However I would argue that your points on nuclear power are outdated. GE and Westinghouse are now marketing streamlined plant designs, basically cookie cutter plans allowing one company to use the same generic plan for multiple plants, saving money on design and training (you can train staff for multiple plants at the same time and use workers interchangebly). These are just now coming on the market and have a lot of people interested.

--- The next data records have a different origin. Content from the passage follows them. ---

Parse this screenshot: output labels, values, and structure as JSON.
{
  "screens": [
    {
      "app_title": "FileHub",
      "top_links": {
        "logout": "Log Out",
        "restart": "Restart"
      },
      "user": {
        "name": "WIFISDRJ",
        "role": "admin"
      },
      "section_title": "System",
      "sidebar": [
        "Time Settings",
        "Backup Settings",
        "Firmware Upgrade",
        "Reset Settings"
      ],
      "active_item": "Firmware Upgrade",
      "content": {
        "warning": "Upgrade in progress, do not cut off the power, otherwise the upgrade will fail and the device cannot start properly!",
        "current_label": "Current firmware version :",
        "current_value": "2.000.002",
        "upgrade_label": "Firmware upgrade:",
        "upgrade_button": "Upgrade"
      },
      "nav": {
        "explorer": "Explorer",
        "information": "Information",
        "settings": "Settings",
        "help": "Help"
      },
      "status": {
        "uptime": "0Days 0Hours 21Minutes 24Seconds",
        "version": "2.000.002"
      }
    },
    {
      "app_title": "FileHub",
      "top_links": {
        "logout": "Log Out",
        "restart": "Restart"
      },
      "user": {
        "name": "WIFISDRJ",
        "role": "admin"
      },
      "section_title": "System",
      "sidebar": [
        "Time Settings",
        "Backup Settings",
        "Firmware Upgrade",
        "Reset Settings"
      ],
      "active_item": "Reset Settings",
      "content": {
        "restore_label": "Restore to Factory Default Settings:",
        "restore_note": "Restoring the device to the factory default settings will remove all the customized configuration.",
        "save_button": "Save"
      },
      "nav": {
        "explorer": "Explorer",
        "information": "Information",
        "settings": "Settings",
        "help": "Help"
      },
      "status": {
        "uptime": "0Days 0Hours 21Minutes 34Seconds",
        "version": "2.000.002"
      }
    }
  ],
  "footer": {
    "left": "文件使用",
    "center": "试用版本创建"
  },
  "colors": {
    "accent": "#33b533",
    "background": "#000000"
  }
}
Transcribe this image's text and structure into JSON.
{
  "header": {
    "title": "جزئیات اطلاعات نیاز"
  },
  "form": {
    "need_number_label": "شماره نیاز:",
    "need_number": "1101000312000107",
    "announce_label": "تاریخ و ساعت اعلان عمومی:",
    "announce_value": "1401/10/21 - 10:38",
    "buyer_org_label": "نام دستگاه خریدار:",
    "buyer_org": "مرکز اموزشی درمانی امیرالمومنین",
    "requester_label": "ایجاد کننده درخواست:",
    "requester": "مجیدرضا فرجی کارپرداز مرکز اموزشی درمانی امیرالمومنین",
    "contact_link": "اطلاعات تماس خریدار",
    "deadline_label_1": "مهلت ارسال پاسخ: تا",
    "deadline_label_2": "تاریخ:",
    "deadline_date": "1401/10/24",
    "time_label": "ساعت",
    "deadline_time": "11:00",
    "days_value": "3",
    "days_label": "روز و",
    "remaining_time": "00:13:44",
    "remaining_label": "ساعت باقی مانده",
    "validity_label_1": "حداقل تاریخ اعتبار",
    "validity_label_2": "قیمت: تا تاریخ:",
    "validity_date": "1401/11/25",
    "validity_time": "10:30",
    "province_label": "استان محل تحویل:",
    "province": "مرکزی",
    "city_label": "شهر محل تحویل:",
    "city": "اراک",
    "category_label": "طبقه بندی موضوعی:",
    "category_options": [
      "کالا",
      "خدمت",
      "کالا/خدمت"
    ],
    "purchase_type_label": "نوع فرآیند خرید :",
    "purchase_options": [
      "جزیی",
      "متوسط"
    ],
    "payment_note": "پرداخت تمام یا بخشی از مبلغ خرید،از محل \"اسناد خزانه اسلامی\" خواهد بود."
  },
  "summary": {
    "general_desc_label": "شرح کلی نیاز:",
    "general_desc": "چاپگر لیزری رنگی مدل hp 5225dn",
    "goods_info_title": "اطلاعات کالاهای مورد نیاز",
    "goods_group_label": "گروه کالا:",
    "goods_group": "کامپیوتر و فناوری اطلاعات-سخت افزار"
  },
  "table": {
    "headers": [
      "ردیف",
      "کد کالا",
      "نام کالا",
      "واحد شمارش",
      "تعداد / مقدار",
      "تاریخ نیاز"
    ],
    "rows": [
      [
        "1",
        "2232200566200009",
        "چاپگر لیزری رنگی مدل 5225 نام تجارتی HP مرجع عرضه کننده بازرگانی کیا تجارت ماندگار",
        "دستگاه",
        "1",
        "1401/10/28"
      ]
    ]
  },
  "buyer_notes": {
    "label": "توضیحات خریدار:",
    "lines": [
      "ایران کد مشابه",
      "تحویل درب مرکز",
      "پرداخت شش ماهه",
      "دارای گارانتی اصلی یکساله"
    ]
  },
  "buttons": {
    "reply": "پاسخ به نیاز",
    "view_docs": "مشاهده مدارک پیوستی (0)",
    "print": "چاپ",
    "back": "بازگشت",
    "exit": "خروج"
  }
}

You're correct in pointing out that the government is very involved in France. The government also plays a role in the public finance of large infrastructure projects in the U.S. I wouldn't agree though with your apples to apples comparison of public finance with tax breaks meant to encouarge behavior deemed socially beneficial. Given the stress to the power grids and the ratio of electricity demand to the available supply deliverable by the grid, I support government support. I agree that the government's job is keep citizens safe. I certainly agree that means keeping them healthy, and nuclear power emits zero SO2, NOX, C02, or any other harmful ozone pollutants. I'm not naive enough to suggest global warming isn't real, and I would argue that nuclear power would be a great step in reducing our harmful burning of carbon fuels.

I would also argue that governments have a responsibility to ensure the free competition of business and operation of markets. Energy consumption is a good thing, and improves our standard of living. It's easy for Americans to hail the virtues of conservation since we are consuming so much already. Great advances in society are made through increased energy consumption. The personal computer consumes an unbelievable amount of electricity, even when just idling. As I mentioned, if I'm buying it and and it's being produced responsibly (by which I meant nuclear) I don't think my energy consumption is any of your (or the government's) business. Feel free to reduce your consumption. Enjoy the reduced utility bills.

The brunt of your argument seems to be aimed at burning coal and oil, which I agree we should move away from.